Beyond teaching students foundational grammar tools and how to write well, my passion as a future teacher lies in helping students learn how to love reading. I’ve heard so many friends of mine grumble and complain about the books that they had to read for their English classes, and every time I would feel a pang thinking about how much they would enjoy reading if they could only be shown a book that they truly and deeply identified with. I believe part of the problem is the inability of teachers to teach a book to a large class in such a way that each individual sees themselves and their situations in every book they read, but there is only so much teachers can do to encourage their students to emphasize with the stories if the students don’t desire to open their eyes and look. This is where I think connecting students with books that easily strike a chord with them–where they see the parallels between themselves and the characters for themselves and feel strongly compelled to finish the story–can make a huge difference.
Rebecca Alber on edutopia offers five tips for helping a student find the right book. These tips (as seen in the image) are a great starting place to help think about what it takes to get students to connect with books.
As a voracious reader from a young age, I have read a wide variety of books. Recently, however, as I’ve begun to collect books for my future in-class library, I’ve realized my own need to re-read books with a critical eye, inspecting books, especially YA, for similar elements in order to help me better suggest books to my students. I hope to have a respectable collection of mini-book reviews by the time I have my own classroom to help my students find “the book”.
What are some books, YA or otherwise, that you think deserve to be on every classroom shelf?
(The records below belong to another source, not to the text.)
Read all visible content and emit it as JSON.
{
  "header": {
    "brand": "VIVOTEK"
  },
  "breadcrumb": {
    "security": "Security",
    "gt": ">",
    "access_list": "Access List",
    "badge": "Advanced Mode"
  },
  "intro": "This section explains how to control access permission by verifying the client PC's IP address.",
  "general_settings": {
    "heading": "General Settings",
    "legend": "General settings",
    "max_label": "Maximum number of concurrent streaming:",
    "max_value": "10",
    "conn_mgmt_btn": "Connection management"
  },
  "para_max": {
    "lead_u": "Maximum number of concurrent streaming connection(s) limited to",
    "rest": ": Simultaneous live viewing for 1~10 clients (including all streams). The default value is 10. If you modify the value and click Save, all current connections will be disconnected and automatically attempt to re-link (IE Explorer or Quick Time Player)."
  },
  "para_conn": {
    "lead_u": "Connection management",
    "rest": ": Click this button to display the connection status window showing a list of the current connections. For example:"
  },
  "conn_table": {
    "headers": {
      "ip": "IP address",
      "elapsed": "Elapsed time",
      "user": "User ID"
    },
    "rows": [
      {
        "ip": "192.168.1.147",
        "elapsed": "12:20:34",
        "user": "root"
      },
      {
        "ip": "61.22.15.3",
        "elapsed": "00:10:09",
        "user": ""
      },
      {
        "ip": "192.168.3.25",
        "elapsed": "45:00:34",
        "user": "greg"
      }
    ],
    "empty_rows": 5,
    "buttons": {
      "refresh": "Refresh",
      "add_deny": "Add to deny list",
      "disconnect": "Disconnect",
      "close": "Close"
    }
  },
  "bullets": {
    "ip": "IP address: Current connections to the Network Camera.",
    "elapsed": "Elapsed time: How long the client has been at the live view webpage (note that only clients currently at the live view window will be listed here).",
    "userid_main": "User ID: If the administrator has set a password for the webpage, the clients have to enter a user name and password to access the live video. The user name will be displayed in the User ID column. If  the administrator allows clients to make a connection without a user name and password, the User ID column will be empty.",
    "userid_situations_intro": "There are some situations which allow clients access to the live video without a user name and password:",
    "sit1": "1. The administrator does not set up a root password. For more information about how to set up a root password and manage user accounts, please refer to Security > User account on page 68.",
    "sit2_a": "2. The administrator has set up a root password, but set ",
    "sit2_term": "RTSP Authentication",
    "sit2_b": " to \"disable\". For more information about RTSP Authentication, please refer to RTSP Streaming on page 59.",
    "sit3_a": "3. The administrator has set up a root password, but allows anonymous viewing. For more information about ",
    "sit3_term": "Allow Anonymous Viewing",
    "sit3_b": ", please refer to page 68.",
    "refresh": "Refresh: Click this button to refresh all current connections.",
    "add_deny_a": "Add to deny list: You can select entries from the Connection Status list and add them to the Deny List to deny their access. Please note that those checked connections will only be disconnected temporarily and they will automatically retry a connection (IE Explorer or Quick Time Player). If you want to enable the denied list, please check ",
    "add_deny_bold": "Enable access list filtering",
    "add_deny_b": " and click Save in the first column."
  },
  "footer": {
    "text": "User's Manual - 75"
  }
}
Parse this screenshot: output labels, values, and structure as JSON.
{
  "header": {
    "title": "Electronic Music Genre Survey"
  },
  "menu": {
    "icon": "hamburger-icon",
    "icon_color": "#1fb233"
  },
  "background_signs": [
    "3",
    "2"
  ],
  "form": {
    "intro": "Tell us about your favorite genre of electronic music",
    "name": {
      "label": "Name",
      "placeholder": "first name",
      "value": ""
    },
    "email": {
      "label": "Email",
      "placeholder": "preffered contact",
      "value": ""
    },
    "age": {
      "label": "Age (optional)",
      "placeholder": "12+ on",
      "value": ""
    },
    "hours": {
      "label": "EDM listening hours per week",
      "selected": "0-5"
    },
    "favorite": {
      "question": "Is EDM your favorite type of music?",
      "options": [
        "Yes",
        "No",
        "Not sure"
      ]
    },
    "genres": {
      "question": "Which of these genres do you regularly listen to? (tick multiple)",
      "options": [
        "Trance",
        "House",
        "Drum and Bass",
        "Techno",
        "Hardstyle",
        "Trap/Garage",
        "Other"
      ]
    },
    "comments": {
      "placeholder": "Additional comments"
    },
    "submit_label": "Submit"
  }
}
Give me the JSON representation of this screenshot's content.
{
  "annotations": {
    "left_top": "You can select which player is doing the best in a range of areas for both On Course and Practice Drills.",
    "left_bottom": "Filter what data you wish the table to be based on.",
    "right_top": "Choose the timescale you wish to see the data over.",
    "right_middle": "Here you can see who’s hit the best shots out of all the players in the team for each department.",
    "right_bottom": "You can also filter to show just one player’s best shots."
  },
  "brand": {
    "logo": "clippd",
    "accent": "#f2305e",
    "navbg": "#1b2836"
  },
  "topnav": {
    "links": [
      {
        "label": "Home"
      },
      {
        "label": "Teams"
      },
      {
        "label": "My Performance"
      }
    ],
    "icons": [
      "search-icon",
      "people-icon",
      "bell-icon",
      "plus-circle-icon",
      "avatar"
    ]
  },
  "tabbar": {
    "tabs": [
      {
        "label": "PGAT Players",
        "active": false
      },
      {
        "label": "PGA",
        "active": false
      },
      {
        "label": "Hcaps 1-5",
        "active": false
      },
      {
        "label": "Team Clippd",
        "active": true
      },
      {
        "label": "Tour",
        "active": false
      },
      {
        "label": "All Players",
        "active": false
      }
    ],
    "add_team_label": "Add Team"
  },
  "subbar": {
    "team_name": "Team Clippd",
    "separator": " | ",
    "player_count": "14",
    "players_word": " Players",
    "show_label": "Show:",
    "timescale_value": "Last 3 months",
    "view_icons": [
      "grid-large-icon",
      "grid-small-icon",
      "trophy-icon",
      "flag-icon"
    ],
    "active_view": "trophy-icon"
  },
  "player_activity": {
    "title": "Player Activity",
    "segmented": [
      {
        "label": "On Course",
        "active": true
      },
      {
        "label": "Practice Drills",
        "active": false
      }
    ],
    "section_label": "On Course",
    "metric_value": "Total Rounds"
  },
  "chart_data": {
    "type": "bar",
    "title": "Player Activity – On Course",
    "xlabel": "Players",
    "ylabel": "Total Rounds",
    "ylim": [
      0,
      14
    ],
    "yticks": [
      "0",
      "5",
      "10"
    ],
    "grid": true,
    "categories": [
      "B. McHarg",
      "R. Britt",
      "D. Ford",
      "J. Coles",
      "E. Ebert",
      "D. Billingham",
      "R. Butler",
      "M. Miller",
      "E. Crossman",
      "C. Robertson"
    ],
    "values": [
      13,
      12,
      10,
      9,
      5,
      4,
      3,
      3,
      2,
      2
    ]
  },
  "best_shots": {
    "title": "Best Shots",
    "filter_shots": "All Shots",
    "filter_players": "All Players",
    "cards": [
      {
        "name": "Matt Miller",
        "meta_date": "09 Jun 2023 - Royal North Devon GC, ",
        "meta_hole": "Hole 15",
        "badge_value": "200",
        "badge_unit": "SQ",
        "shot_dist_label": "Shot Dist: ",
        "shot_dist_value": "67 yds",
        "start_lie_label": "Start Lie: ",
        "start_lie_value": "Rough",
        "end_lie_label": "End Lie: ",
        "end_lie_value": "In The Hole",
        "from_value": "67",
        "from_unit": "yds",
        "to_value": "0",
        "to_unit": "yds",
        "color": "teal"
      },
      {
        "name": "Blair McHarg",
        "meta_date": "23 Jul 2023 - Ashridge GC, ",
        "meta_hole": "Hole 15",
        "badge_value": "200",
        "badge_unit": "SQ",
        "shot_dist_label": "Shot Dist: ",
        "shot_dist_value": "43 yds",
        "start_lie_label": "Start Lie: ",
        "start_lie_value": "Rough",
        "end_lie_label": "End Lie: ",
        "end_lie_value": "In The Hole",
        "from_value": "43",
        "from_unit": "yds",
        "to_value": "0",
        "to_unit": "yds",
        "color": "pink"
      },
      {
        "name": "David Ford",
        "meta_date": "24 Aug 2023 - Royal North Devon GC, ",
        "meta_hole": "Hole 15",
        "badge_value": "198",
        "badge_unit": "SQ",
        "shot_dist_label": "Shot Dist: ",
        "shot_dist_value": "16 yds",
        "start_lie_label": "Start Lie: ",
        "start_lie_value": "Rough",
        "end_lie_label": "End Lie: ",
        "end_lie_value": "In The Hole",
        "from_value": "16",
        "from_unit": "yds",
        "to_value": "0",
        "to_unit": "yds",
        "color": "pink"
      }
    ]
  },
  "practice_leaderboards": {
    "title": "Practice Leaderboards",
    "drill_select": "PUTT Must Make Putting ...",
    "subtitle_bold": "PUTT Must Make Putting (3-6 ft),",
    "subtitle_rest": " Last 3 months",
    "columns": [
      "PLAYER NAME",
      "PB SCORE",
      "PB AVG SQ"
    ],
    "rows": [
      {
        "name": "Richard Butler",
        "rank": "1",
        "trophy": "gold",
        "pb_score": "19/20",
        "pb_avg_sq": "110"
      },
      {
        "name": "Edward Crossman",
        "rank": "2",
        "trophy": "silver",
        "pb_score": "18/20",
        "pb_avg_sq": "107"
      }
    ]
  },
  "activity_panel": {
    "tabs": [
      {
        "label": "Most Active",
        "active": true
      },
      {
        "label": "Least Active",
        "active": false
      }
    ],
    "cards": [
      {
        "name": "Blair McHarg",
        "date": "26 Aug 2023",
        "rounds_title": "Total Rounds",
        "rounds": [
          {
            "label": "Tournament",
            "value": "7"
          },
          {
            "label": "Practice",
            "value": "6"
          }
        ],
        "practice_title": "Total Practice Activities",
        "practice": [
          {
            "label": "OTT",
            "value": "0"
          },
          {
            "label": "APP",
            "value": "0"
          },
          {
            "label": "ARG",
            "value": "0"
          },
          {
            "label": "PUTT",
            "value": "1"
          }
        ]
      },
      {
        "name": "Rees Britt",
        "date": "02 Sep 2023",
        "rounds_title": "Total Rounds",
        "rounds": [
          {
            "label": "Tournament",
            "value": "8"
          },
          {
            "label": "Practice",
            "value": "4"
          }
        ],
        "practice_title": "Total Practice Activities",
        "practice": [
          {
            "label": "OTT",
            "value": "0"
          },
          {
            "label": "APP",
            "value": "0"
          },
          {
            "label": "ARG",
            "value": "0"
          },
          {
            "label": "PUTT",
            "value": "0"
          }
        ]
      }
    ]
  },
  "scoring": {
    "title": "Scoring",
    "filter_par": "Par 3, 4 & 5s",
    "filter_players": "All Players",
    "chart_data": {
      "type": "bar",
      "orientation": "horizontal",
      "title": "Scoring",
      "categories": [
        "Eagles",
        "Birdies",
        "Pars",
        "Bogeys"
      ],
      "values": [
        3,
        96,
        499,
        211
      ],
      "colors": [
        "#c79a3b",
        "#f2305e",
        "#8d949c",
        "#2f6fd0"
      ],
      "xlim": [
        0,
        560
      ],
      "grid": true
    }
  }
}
What other ways can you help students connect with individual books and with reading as a whole? Comment below!